With this being said, whether a weighted blanket for anxiety is a good idea, comes down to the individual – and the general consensus from medical professionals is that they certainly won’t do you any harm. If you suffer from other sleep conditions such as, sleep apnea, respiratory conditions or certain sleep or chronic disorders, you should always check with your doctor). In essence, a weighted blanket can act as a form of security, just as swaddling does to a baby, and in doing so alleviate anxiety and the nervous system within an individual.
Are Weighted Blankets Good For Autism?
As we’ve discussed above, Keith Zivalich’s original weighted blanket for children was created for children within the special needs community. Occupational therapists often use weighted vests and lap bags with children before they choose an anxiety blanket, but they do believe that placing deep pressure on their joints, autistic children can feel a sense of presence and comfort. It is still debated whether or not weighted blankets provide enough of this deep pressure, however in one study both the participants and their parents preferred a weighted blanket over the regular kind.
Can Weighted Blankets Help You Sleep?
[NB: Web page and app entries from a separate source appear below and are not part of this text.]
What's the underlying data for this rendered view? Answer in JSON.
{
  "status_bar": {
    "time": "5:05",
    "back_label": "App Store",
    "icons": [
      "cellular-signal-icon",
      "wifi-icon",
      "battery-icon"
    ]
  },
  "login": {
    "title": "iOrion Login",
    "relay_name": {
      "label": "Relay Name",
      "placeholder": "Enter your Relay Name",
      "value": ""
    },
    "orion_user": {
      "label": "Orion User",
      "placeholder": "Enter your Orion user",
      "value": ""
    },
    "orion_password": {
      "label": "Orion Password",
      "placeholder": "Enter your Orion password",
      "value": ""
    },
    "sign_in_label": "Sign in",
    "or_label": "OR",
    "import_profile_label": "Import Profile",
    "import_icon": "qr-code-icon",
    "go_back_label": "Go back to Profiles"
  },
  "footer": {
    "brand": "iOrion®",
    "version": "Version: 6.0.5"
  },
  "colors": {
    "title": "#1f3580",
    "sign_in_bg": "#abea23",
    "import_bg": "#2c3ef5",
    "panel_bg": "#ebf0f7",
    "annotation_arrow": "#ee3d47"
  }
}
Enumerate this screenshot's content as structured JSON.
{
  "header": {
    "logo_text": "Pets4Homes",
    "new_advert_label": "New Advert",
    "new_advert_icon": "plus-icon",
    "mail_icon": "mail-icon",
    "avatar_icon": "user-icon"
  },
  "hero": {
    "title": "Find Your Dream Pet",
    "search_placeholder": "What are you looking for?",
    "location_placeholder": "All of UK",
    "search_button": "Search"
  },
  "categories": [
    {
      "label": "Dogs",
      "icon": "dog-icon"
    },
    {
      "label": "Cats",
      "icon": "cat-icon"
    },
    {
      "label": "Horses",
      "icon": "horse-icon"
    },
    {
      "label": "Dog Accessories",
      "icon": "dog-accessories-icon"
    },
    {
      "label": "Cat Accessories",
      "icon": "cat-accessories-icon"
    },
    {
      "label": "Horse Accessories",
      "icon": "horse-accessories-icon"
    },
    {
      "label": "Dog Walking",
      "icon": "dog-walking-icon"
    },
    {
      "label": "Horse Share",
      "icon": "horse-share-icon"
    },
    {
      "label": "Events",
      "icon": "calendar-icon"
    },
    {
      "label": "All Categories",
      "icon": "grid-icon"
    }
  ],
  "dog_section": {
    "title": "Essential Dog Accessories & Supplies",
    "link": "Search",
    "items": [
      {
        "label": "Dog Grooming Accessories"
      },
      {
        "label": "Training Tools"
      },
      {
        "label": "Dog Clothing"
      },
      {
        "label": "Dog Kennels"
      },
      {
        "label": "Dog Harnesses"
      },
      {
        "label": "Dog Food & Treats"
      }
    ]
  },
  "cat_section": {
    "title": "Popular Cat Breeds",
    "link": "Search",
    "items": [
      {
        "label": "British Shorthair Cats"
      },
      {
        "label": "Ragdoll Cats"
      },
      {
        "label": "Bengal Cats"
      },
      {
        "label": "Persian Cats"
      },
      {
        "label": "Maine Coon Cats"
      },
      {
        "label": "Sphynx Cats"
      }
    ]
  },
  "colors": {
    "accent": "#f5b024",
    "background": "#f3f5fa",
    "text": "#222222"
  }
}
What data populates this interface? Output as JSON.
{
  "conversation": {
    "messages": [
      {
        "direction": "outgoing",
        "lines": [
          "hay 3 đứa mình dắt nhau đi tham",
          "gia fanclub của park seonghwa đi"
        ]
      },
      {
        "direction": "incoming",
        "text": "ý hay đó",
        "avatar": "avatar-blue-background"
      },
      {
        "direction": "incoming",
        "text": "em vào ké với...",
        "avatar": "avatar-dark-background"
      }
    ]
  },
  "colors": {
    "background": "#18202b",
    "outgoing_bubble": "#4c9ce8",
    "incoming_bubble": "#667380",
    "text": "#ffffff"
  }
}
Weighted blanket enthusiasts report that their blankets improve the sleep/wake by positively affecting the production of serotonin. This hormone – also known as the “happy hormone” – in turn produces melatonin, which is the chemical that gives us a rested night’s sleep. Similarly to claims that weighted blankets assist with anxiety, the jury is still out on whether or not weighted blankets truly affect users’ circadian rhythms, and if the benefits of weighted blankets simply come down to clever advertising.
What Is The Best Weighted Blanket?
The best weighted blanket for you will depend on a few factors, including your body weight; the general rule is to have a weighted blanket that is approximately ten per cent of your body weight. It is also recommended that for safety, the blanket should not be more than ten per cent of an adult’s body weight. For children, the blanket should be about five percent of their body weight. Additionally, children under the age of two – or those who do not have the motor skills to move a blanket – should never use a weighted blanket.
Another factor to take into account is that, while there are weighted blankets for couples, their effectiveness comes down to the individual using the blanket. Therefore, individual blankets are recommended.
Although there is little scientific evidence behind weighted blankets, if you’re the type of person who likes to be cosy, ready for sleep, perhaps it’s worth trying for yourself.
Whether or not you’re on the side of weighted blankets, there’s no denying that a regular blanket or quilt can get the job done, keeping you comfortable throughout the year. To find a quilt that best suits you, take a look at our catalogue of hand-selected quilts online or in-store. Or perhaps you’re looking for a whole new sleep solution, check out our amazing range of mattresses, and find out what your options are with our Find Your Mattress survey today.